In celebration of Asian American and Pacific Islander Heritage Month, we are featuring several journalists who have reported on relevant topics and would love to visit your classroom! Take a look at our featured guest speakers below, and click here to connect your class with a journalist. This opportunity is open to classroom and out-of-school time educators, as well as educators working with students in carceral facilities.
Journalist Guest Speakers for Asian American and Pacific Islander Heritage Month
Journalists can share stories about Asian Americans and Pacific Islander Americans within the U.S. and across the diaspora or discuss how their own identities inform their work.
- Kayla Hui, a public health journalist who reported on Chinese immigrant truck drivers and mental health in the U.S.
- Sara Mar, a journalist who reported on the health inequities brought about by military activities in Guam and how Indigenous CHamorus are demanding a change.
- Varsha Bansal, an independent reporter based in India covering the impact AI has on gig workers in India.
- Nargis Rahman, a Bangladeshi American civic reporter who produced a podcast on surveillance technology and the broader community of American Muslims.
- Vijayta Lalwani, a freelance journalist based in India who reported on the LGBTQ+ community in India and the challenges they face.
- Sarahbeth Maney, a photojournalist who reported on race and class disparities in health care, housing, and violence risks by telling the story of one Samoan-American woman's pregnancy.
- Nithin Coca, an Asia-focused journalist who reported on environmental concerns around coconut farming and sustainability in Southeast Asia.
- Imran Mohammad Fazal Hoque, who reports on the Rohingya diaspora and refugee community in the U.S., as well as his own experience.
- Anton L. Delgado, a multimedia journalist for the Southeast Asia Globe who reported on Cambodian forest management of "protected areas."
- Shakeeb Asrar, a Pakistani journalist who reported on the exploitation and dehumanization of domestic workers or "maids" at the hands of middle and upper class people in Pakistan.
- Gopika Ajay and Annick Laurent, filmmakers and journalists who together produced a short documentary about Moonlynn Tsai and Yin Chang, two Asian American women who started a grassroots initiative called Heart of Dinner to support Asian elders struggling with food insecurity and being targeted for hate-motivated harassment and violence in New York.
NOTE: Due to availability, we cannot always guarantee a specific journalist, but we will work with you to suggest several options based on your goals and meeting times.
About the Virtual Journalist Visit Program
The Pulitzer Center offers free virtual journalist visits to K-12 schools worldwide. We have worked with over a thousand journalists over the years, covering diverse topics and geographic regions, and we will match you with a journalist based on your request. We use many different platforms to connect, including Zoom, Google Meet, and Teams, and we will work with you to identify the best technology for your learners. Virtual journalist visits are a great way to help students:
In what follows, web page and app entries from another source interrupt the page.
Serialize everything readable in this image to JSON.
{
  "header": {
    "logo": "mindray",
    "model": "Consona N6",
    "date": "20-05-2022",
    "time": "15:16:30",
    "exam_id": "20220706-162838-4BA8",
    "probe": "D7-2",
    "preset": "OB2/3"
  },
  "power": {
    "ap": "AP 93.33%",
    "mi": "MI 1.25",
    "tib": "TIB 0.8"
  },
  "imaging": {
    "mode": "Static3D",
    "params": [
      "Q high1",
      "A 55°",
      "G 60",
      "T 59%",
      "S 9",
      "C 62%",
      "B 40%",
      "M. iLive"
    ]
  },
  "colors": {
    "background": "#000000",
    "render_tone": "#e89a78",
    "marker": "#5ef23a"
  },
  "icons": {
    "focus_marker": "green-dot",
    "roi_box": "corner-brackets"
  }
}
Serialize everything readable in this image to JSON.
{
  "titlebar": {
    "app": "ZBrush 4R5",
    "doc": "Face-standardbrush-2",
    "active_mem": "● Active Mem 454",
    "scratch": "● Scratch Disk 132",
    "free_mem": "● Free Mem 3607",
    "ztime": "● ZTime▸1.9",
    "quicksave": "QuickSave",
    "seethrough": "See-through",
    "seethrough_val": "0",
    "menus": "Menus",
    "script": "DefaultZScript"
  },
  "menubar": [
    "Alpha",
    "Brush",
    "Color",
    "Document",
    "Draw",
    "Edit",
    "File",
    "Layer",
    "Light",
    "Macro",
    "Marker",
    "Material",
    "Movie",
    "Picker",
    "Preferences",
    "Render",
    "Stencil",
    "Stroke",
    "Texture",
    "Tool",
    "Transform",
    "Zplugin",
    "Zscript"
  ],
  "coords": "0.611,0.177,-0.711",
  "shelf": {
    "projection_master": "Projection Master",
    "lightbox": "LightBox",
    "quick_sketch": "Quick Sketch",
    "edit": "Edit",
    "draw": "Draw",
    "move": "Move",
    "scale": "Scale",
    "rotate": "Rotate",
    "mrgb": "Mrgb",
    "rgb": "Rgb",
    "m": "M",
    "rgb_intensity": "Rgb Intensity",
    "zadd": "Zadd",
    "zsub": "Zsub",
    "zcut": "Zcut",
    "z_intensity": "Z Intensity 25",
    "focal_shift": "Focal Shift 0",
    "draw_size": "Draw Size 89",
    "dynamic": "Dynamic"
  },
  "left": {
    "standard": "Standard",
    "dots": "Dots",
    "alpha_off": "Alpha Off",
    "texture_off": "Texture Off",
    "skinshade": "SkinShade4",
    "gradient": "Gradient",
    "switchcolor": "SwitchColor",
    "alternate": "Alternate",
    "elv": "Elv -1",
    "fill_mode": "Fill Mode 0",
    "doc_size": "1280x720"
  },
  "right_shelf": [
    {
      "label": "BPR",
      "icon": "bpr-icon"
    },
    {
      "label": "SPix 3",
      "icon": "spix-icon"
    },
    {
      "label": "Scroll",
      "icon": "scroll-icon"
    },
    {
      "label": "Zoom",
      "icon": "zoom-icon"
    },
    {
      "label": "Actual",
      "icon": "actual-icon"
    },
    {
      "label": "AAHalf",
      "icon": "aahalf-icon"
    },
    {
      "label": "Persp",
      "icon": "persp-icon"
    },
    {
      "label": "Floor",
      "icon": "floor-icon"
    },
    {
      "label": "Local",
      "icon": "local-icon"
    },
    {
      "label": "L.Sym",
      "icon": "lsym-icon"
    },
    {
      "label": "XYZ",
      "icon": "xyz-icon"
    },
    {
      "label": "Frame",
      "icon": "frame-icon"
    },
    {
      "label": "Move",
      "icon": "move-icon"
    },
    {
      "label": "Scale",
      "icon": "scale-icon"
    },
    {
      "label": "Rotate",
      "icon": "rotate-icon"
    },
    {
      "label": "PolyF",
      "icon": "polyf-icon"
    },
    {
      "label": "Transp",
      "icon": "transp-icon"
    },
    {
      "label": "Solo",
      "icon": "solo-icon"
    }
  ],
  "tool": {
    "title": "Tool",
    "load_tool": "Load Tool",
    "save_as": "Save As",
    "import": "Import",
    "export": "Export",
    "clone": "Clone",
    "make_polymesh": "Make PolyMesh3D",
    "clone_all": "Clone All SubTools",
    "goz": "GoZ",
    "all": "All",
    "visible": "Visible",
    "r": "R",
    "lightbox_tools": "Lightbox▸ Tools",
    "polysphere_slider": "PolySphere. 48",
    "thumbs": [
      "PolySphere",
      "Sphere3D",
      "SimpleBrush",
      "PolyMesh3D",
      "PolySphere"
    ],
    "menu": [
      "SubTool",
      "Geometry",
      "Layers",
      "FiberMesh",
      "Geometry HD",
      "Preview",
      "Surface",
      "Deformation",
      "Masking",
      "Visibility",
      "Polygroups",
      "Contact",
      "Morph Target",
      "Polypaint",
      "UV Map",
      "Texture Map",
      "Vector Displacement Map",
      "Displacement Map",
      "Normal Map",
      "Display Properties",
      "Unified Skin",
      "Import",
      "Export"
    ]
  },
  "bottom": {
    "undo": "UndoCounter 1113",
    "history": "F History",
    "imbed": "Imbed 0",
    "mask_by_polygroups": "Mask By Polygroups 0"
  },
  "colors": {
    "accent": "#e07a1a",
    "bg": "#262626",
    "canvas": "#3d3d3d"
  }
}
- Understand how what they're studying affects people's lives
- Learn how research, writing, critical thinking, multimedia, and more skills are used in journalism
- Practice preparing and asking questions of an expert
- Get excited about using the news to learn about the world
- And much more!